Commentary by UAMS’ van Rhee Featured in Blood Journal

“Significant progress has been made in recent years in the field of multicentric Castleman disease,” Frits van Rhee wrote in a recent commentary in Blood, a publication by the American Society of Hematology, noting several advancements.

“Significant progress has been made in recent years in the field of multicentric Castleman disease,” Frits van Rhee wrote in a recent commentary in Blood, a publication by the American Society of Hematology, noting several advancements.

| Frits van Rhee, clinical director of the UAMS Myeloma Center, weighed in on a new combination therapy for treating newly diagnosed Castleman disease patients in the April 18 issue of Blood, a publication by the American Society of Hematology.
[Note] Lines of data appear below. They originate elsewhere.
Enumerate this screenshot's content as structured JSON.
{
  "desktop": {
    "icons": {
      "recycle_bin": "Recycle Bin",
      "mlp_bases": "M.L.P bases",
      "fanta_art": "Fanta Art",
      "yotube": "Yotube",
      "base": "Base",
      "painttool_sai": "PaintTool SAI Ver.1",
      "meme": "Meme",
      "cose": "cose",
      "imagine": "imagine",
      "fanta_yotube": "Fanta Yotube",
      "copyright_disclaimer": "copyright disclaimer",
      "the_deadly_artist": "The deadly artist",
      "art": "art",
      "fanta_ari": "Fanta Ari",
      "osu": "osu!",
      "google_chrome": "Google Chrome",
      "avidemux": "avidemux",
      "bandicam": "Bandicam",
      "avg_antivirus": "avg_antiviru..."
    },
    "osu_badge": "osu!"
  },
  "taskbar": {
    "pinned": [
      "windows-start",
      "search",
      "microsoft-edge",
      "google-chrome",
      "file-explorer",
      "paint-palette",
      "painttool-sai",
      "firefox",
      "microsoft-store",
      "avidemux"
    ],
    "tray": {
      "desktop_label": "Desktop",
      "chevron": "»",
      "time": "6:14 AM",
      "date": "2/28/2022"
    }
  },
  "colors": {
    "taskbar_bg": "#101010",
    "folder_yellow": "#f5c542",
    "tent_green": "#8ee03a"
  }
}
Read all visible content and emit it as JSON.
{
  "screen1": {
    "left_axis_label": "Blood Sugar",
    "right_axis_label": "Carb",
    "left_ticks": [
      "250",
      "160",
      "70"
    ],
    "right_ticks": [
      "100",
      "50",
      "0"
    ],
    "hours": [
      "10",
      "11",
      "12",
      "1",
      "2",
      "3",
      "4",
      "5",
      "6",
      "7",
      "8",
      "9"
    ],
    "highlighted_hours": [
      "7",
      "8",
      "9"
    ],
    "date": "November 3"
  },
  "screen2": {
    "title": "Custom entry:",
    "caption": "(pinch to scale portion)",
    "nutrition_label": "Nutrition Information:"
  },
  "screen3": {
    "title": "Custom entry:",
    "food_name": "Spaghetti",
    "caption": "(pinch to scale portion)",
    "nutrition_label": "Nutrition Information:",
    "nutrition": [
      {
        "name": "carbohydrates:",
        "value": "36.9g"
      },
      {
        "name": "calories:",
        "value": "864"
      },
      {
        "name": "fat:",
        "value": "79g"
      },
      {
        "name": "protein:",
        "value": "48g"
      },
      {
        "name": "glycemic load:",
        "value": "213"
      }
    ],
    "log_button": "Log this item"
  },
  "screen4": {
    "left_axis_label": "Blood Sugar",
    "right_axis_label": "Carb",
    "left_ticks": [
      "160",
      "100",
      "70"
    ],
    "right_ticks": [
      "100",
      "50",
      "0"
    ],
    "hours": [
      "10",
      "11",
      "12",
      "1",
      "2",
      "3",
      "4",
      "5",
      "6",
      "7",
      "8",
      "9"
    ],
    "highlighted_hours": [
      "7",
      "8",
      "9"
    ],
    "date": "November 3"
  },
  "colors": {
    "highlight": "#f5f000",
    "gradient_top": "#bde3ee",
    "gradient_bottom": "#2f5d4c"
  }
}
In the commentary, “Storming the Castle with TCP,” van Rhee and coauthor Katie Stone, then-director of the Immunotherapy Lab at the Myeloma Center, examined a report on the new treatment for newly diagnosed idiopathic multicentric Castleman disease (iMCD) patients.

Castleman  is a rare, incurable disease of lymph nodes that can cause fever, weight loss, fatigue and nausea.

The treatment used oral thalidomide, cyclophosphamide, and prednisone (TCP) to attack the disease through multiple mechanisms of action. It was reported by Lu Zhang and others in, “Phase 2 study using oral thalidomide-cyclophosphamide-prednisone for idiopathic multicentric Castleman disease.” Zhang wrote the TCP regimen showed promising results and safety and while more research is necessary, it is an important treatment option, particularly when siltuximab is unavailable.

“Significant progress has been made in recent years in the field of multicentric Castleman disease,” van Rhee wrote, noting several advancements. They include the establishment of the Castleman Disease Collaborative Network (CDCN), which classified MCD into distinct clinic-pathological entities followed by formal Castleman disease diagnostic and treatment guidelines, based on the severity of the disease, which spans a wide spectrum.

Treatment using siltuximab, while approved in both the United States and Europe, is not a cure, van Rhee wrote, and must be used lifelong because relapses have been reported when the therapy is stopped. It is also expensive and is not available in all parts of the world, he added.

Meanwhile, the new TCP regimen offers an all-oral and less cost-prohibitive treatment option in areas where access to siltumximab is limited.

“It is exciting to see a widely available, new treatment option for iMCD emerge; however many questions remain,” he wrote, adding that the progression of the rare, complex disease is still poorly understood.

“Ultimately, a thorough understanding of the disease is needed to develop more effective and better-targeted therapies for all iMCD patients,” van Rhee concluded.

Visit http://www.bloodjournal.org/content/133/16/1697 to read the article.